> **What is required**: Please set down the entries below once more, exactly.

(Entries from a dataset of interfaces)
____________________
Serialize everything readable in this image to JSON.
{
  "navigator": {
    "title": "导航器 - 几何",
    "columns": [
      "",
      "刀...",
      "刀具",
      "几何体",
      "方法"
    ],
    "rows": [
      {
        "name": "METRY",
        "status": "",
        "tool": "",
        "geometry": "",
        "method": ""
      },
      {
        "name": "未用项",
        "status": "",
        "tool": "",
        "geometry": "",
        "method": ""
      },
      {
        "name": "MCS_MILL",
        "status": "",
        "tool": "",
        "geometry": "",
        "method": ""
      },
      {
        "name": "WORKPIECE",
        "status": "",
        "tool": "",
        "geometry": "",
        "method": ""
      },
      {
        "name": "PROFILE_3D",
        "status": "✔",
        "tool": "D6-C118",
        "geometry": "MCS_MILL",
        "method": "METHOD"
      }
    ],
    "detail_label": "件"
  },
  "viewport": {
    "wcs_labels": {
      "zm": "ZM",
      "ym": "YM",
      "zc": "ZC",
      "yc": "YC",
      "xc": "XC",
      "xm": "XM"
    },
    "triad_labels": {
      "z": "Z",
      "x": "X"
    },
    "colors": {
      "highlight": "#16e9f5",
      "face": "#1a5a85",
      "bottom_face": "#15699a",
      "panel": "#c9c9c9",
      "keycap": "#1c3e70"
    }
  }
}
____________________
> **Solution to the problem**:
Serialize everything readable in this image to JSON.
{
  "navigator": {
    "title": "导航器 - 几何",
    "columns": [
      "",
      "刀...",
      "刀具",
      "几何体",
      "方法"
    ],
    "rows": [
      {
        "name": "METRY",
        "status": "",
        "tool": "",
        "geometry": "",
        "method": ""
      },
      {
        "name": "未用项",
        "status": "",
        "tool": "",
        "geometry": "",
        "method": ""
      },
      {
        "name": "MCS_MILL",
        "status": "",
        "tool": "",
        "geometry": "",
        "method": ""
      },
      {
        "name": "WORKPIECE",
        "status": "",
        "tool": "",
        "geometry": "",
        "method": ""
      },
      {
        "name": "PROFILE_3D",
        "status": "✔",
        "tool": "D6-C118",
        "geometry": "MCS_MILL",
        "method": "METHOD"
      }
    ],
    "detail_label": "件"
  },
  "viewport": {
    "wcs_labels": {
      "zm": "ZM",
      "ym": "YM",
      "zc": "ZC",
      "yc": "YC",
      "xc": "XC",
      "xm": "XM"
    },
    "triad_labels": {
      "z": "Z",
      "x": "X"
    },
    "colors": {
      "highlight": "#16e9f5",
      "face": "#1a5a85",
      "bottom_face": "#15699a",
      "panel": "#c9c9c9",
      "keycap": "#1c3e70"
    }
  }
}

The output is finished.